Instead, focus on behavioral questions. These questions require a more substantial answer from candidates and allow them to explain how they put their skills into action. For example, instead of asking candidates if they have experience communicating with clients, ask them about a time they had to deliver bad news to a client or about a communication breakdown.

Eliminate stereotypical questions. Candidates know how to answer these questions the way employers want them to so you won’t learn much about candidates that defines them from their competition for the role. Try revealing interview questions instead.

Bend but don’t break

Some of your job candidates may have full-time jobs. These candidates can’t put their lives on hold for your hiring process. Electing to conduct a one-way interview makes sense for busy candidates – they can complete interviews on their own time from anywhere without running into scheduling conflicts. 

But the one-way interview is only convenient for candidates if they are given enough time to complete it. If you give them too short of a deadline to submit their recording, the video interview becomes a more stress-inducing experience. Especially if their invitation expires.

Video interviews are flexible by design, so be flexible and give candidates a reasonable amount of time to complete them. 

Of course, time to hire is important. If you give candidates an excessive window to complete the interview, it won’t be a priority to them. They may forget about it altogether, or slow down the process for other candidates. Find the right balance for your hiring needs with the candidate experience front of mind. 

Give video re-takes a chance

In an in-person interview, candidates answer on the spot. They don’t get a re-do and they cannot take back whatever they say. That’s what makes the interview the most stressful part of the job search process – there are no second chances. After the interview, the candidate replays their answers in their head, thinking about how they wish they had answered the questions.

But in a one-way video interview, candidates have the luxury of thinking about their answers before they hit the record button. It removes a lot of the stress of a traditional interview and allows candidates a better chance of answering questions thoughtfully and accurately. However, there’s still room for error.

Candidates can stumble over words, be distracted by something in the room instead of looking into the camera, or change their minds about how they should answer the question. In a one-way video interview, mistakes are OK because candidates may be given chances to record their answers. 
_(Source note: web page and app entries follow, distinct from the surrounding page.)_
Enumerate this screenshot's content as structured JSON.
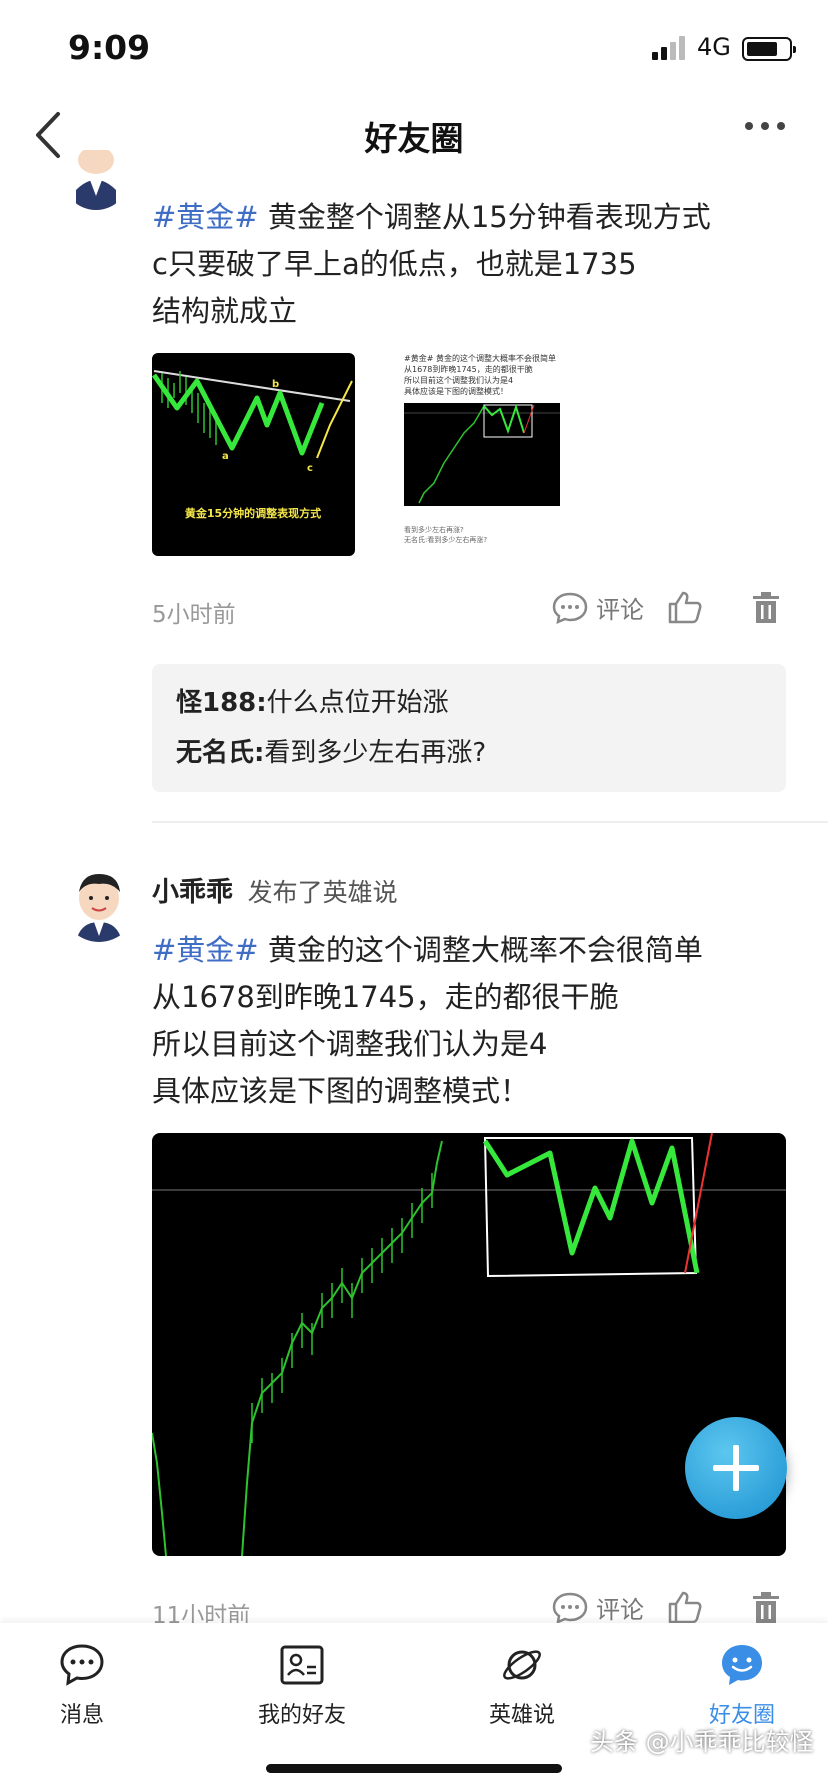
{
  "status_bar": {
    "time": "9:09",
    "network": "4G"
  },
  "header": {
    "title": "好友圈"
  },
  "post1": {
    "hashtag": "#黄金#",
    "lines": [
      "黄金整个调整从15分钟看表现方式",
      "c只要破了早上a的低点，也就是1735",
      "结构就成立"
    ],
    "image1": {
      "labels": [
        "a",
        "b",
        "c"
      ],
      "caption": "黄金15分钟的调整表现方式"
    },
    "image2": {
      "text_lines": [
        "#黄金# 黄金的这个调整大概率不会很简单",
        "从1678到昨晚1745，走的都很干脆",
        "所以目前这个调整我们认为是4",
        "具体应该是下图的调整模式！"
      ],
      "footer_lines": [
        "看到多少左右再涨?",
        "无名氏:看到多少左右再涨?"
      ]
    },
    "time": "5小时前",
    "comment_label": "评论",
    "comments": [
      {
        "user": "怪188:",
        "text": "什么点位开始涨"
      },
      {
        "user": "无名氏:",
        "text": "看到多少左右再涨?"
      }
    ]
  },
  "post2": {
    "username": "小乖乖",
    "action": "发布了英雄说",
    "hashtag": "#黄金#",
    "lines": [
      "黄金的这个调整大概率不会很简单",
      "从1678到昨晚1745，走的都很干脆",
      "所以目前这个调整我们认为是4",
      "具体应该是下图的调整模式！"
    ],
    "time": "11小时前",
    "comment_label": "评论"
  },
  "bottom_nav": [
    {
      "label": "消息",
      "icon": "chat-bubble-icon",
      "active": false
    },
    {
      "label": "我的好友",
      "icon": "contact-card-icon",
      "active": false
    },
    {
      "label": "英雄说",
      "icon": "planet-icon",
      "active": false
    },
    {
      "label": "好友圈",
      "icon": "smile-bubble-icon",
      "active": true
    }
  ],
  "watermark": "头条 @小乖乖比较怪",
  "colors": {
    "accent": "#3f6dc5",
    "active_nav": "#3a8ee6",
    "fab": "#2a9ad8"
  }
}
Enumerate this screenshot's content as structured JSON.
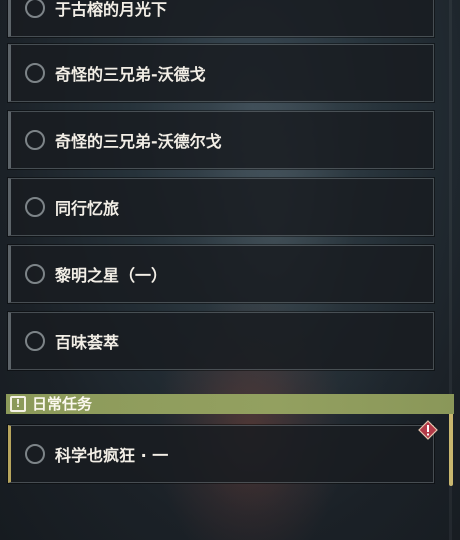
{
  "quests_main": [
    {
      "label": "于古榕的月光下"
    },
    {
      "label": "奇怪的三兄弟-沃德戈"
    },
    {
      "label": "奇怪的三兄弟-沃德尔戈"
    },
    {
      "label": "同行忆旅"
    },
    {
      "label": "黎明之星（一）"
    },
    {
      "label": "百味荟萃"
    }
  ],
  "daily_category": {
    "label": "日常任务",
    "icon": "exclamation-box-icon",
    "color": "#8f9c5c"
  },
  "quests_daily": [
    {
      "label": "科学也疯狂 · 一",
      "icon": "alert-diamond-icon"
    }
  ],
  "colors": {
    "accent": "#b7a55d",
    "alert": "#b23a48",
    "text": "#f2eee6"
  }
}
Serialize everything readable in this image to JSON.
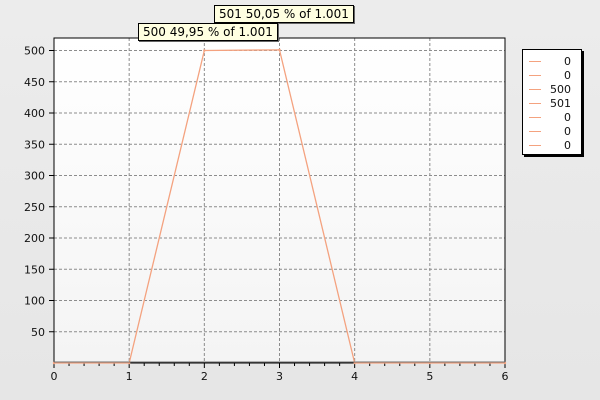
{
  "chart_data": {
    "type": "line",
    "title": "",
    "xlabel": "",
    "ylabel": "",
    "xlim": [
      0,
      6
    ],
    "ylim": [
      0,
      520
    ],
    "x_ticks": [
      "0",
      "1",
      "2",
      "3",
      "4",
      "5",
      "6"
    ],
    "y_ticks": [
      "50",
      "100",
      "150",
      "200",
      "250",
      "300",
      "350",
      "400",
      "450",
      "500"
    ],
    "x_tick_values": [
      0,
      1,
      2,
      3,
      4,
      5,
      6
    ],
    "y_tick_values": [
      50,
      100,
      150,
      200,
      250,
      300,
      350,
      400,
      450,
      500
    ],
    "grid": true,
    "legend_position": "top-right",
    "series": [
      {
        "color": "#f4a27f",
        "points": [
          [
            0,
            0
          ],
          [
            1,
            0
          ],
          [
            2,
            500
          ],
          [
            3,
            501
          ],
          [
            4,
            0
          ],
          [
            5,
            0
          ],
          [
            6,
            0
          ]
        ]
      }
    ],
    "legend_entries": [
      "0",
      "0",
      "500",
      "501",
      "0",
      "0",
      "0"
    ],
    "tooltips": [
      "501 50,05 % of 1.001",
      "500 49,95 % of 1.001"
    ]
  }
}
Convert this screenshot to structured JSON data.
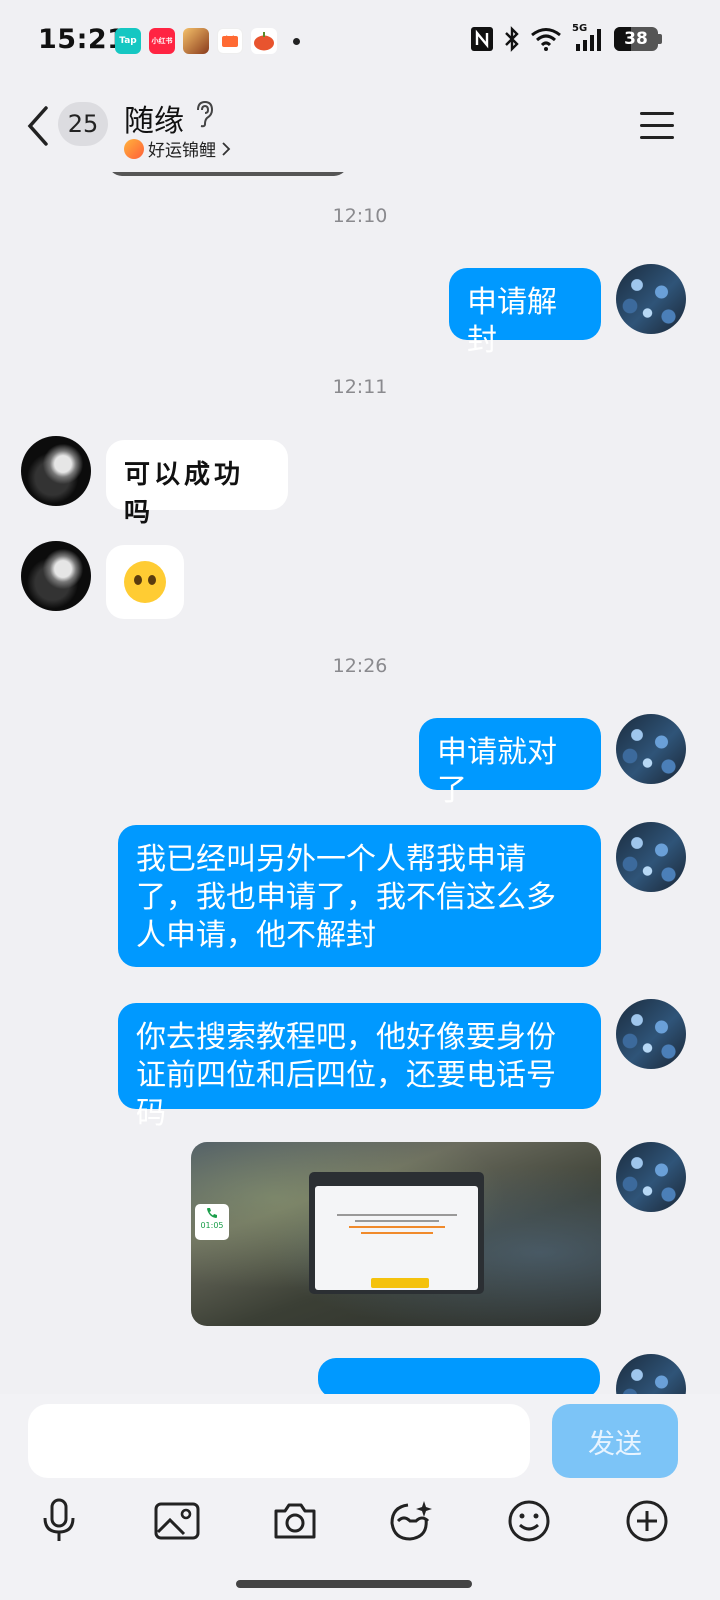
{
  "status_bar": {
    "time": "15:21",
    "apps": [
      {
        "name": "taptap-icon",
        "label": "Tap",
        "color": "#15c7c2"
      },
      {
        "name": "xiaohongshu-icon",
        "label": "小红书",
        "color": "#ff2442"
      },
      {
        "name": "game-icon",
        "label": "",
        "color": "#b8653a"
      },
      {
        "name": "video-icon",
        "label": "",
        "color": "#ff6a33"
      },
      {
        "name": "pumpkin-icon",
        "label": "",
        "color": "#e8542e"
      }
    ],
    "network": "5G",
    "battery_level": "38",
    "battery_fraction": 0.38
  },
  "header": {
    "unread_count": "25",
    "contact_name": "随缘",
    "contact_status": "好运锦鲤"
  },
  "chat": {
    "timestamps": [
      "12:10",
      "12:11",
      "12:26"
    ],
    "messages": {
      "m1": "申请解封",
      "m2": "可以成功吗",
      "m4": "申请就对了",
      "m5": "我已经叫另外一个人帮我申请了，我也申请了，我不信这么多人申请，他不解封",
      "m6": "你去搜索教程吧，他好像要身份证前四位和后四位，还要电话号码"
    },
    "screenshot": {
      "call_time": "01:05"
    }
  },
  "input": {
    "send_label": "发送"
  },
  "colors": {
    "my_bubble": "#0099ff",
    "their_bubble": "#ffffff",
    "background": "#f0f0f3",
    "send_disabled": "#7cc4f7"
  }
}
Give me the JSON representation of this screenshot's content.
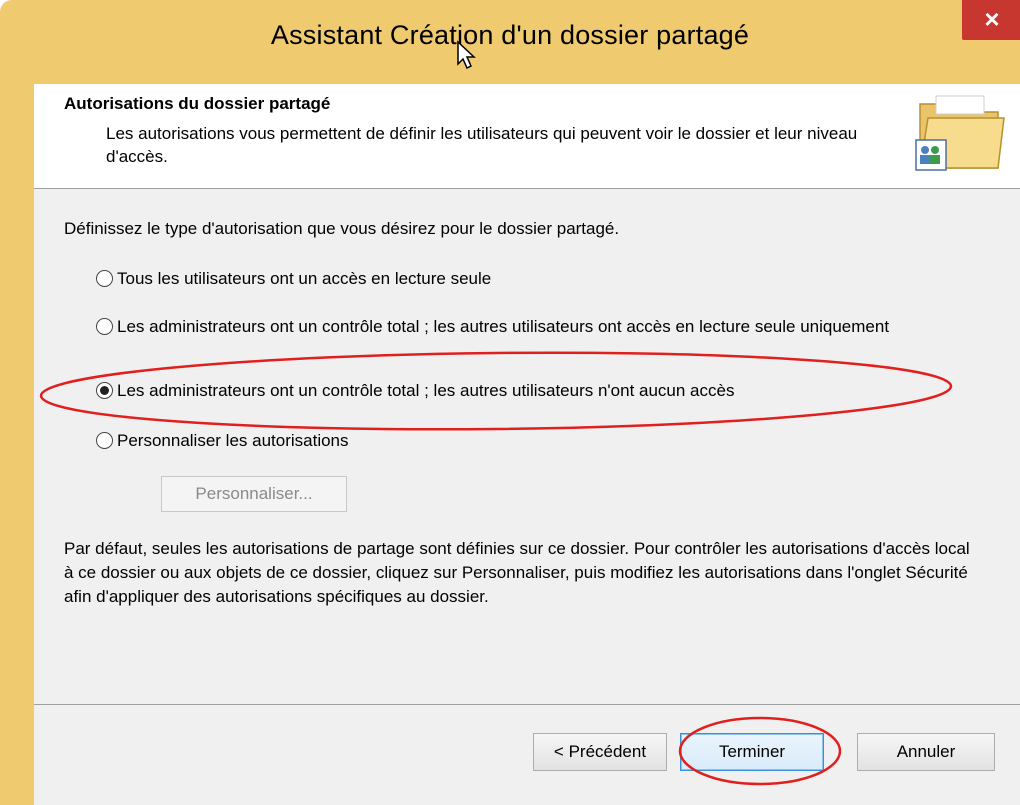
{
  "window": {
    "title": "Assistant Création d'un dossier partagé",
    "close_label": "×"
  },
  "header": {
    "title": "Autorisations du dossier partagé",
    "description": "Les autorisations vous permettent de définir les utilisateurs qui peuvent voir le dossier et leur niveau d'accès."
  },
  "content": {
    "intro": "Définissez le type d'autorisation que vous désirez pour le dossier partagé.",
    "options": [
      {
        "label": "Tous les utilisateurs ont un accès en lecture seule",
        "checked": false
      },
      {
        "label": "Les administrateurs ont un contrôle total ; les autres utilisateurs ont accès en lecture seule uniquement",
        "checked": false
      },
      {
        "label": "Les administrateurs ont un contrôle total ; les autres utilisateurs n'ont aucun accès",
        "checked": true
      },
      {
        "label": "Personnaliser les autorisations",
        "checked": false
      }
    ],
    "customize_button": "Personnaliser...",
    "note": "Par défaut, seules les autorisations de partage sont définies sur ce dossier. Pour contrôler les autorisations d'accès local à ce dossier ou aux objets de ce dossier, cliquez sur Personnaliser, puis modifiez les autorisations dans l'onglet Sécurité afin d'appliquer des autorisations spécifiques au dossier."
  },
  "footer": {
    "previous_button": "< Précédent",
    "finish_button": "Terminer",
    "cancel_button": "Annuler"
  },
  "colors": {
    "frame": "#f0ca6e",
    "close": "#c7372f",
    "annotation": "#e0201e"
  },
  "icons": [
    "close-icon",
    "folder-users-icon",
    "cursor-icon"
  ]
}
Consider keeping the video interview as low-stress as possible by allowing candidates unlimited chances to record their answers to the first few questions. This allows candidates to warm up, relax, and shows them that you want them to do well and feel confident.

Limiting the number of chances or amount of time a candidate has to record is similar to a traditional interview, even though you’re not conducting a face-to-face interview. The pressure to record the perfect answer might stress them more, but in some cases, you may need to assess how they perform under pressure. 

Similar to timing the deadlines for submission, you should discuss with your team the perfect balance of retakes to evaluate candidates accurately for each role. Just remember, all candidates interviewing for the same role, should have the same limits.

Video interviews are a great tool for hiring professionals to speed up the interview process, but they’re also an opportunity to give candidates a positive and memorable job search experience. Candidates depend on you and your hiring team to give them the information they need to do their best in the video interview process and create meaningful connections. 

virtual candidate experience

Josh Tolan

Josh Tolan is the Founder and CEO of Spark Hire, a video interviewing platform used by 6,000+ customers in over 100 countries.